**** GIVEN RECORDS ****
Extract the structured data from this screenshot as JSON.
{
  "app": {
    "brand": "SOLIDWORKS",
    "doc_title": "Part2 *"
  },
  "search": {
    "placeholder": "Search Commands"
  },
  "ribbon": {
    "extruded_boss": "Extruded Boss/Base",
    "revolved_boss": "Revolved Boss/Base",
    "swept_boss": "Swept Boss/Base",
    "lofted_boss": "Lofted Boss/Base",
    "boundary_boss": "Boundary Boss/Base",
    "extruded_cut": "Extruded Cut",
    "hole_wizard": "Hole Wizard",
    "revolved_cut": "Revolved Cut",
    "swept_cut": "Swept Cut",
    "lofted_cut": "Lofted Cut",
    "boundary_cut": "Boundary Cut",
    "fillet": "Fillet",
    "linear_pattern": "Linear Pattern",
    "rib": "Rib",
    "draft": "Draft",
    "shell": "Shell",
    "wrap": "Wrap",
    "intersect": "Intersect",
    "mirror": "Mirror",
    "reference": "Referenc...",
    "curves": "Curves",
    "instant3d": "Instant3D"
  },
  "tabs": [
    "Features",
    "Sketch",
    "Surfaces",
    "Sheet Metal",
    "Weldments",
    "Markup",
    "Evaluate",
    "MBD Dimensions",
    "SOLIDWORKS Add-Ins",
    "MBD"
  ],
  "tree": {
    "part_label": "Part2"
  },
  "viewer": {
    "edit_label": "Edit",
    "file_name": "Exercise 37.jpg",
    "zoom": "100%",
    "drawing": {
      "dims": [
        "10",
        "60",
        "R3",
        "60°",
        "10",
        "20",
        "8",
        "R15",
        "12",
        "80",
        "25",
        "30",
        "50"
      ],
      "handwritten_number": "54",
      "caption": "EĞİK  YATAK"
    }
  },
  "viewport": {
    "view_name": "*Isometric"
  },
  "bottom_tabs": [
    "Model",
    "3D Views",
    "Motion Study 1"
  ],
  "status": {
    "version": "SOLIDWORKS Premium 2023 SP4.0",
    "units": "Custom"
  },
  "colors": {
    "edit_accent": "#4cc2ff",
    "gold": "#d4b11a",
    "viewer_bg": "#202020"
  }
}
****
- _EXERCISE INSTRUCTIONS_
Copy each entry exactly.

- _OUTPUT OF THE TASK_
Extract the structured data from this screenshot as JSON.
{
  "app": {
    "brand": "SOLIDWORKS",
    "doc_title": "Part2 *"
  },
  "search": {
    "placeholder": "Search Commands"
  },
  "ribbon": {
    "extruded_boss": "Extruded Boss/Base",
    "revolved_boss": "Revolved Boss/Base",
    "swept_boss": "Swept Boss/Base",
    "lofted_boss": "Lofted Boss/Base",
    "boundary_boss": "Boundary Boss/Base",
    "extruded_cut": "Extruded Cut",
    "hole_wizard": "Hole Wizard",
    "revolved_cut": "Revolved Cut",
    "swept_cut": "Swept Cut",
    "lofted_cut": "Lofted Cut",
    "boundary_cut": "Boundary Cut",
    "fillet": "Fillet",
    "linear_pattern": "Linear Pattern",
    "rib": "Rib",
    "draft": "Draft",
    "shell": "Shell",
    "wrap": "Wrap",
    "intersect": "Intersect",
    "mirror": "Mirror",
    "reference": "Referenc...",
    "curves": "Curves",
    "instant3d": "Instant3D"
  },
  "tabs": [
    "Features",
    "Sketch",
    "Surfaces",
    "Sheet Metal",
    "Weldments",
    "Markup",
    "Evaluate",
    "MBD Dimensions",
    "SOLIDWORKS Add-Ins",
    "MBD"
  ],
  "tree": {
    "part_label": "Part2"
  },
  "viewer": {
    "edit_label": "Edit",
    "file_name": "Exercise 37.jpg",
    "zoom": "100%",
    "drawing": {
      "dims": [
        "10",
        "60",
        "R3",
        "60°",
        "10",
        "20",
        "8",
        "R15",
        "12",
        "80",
        "25",
        "30",
        "50"
      ],
      "handwritten_number": "54",
      "caption": "EĞİK  YATAK"
    }
  },
  "viewport": {
    "view_name": "*Isometric"
  },
  "bottom_tabs": [
    "Model",
    "3D Views",
    "Motion Study 1"
  ],
  "status": {
    "version": "SOLIDWORKS Premium 2023 SP4.0",
    "units": "Custom"
  },
  "colors": {
    "edit_accent": "#4cc2ff",
    "gold": "#d4b11a",
    "viewer_bg": "#202020"
  }
}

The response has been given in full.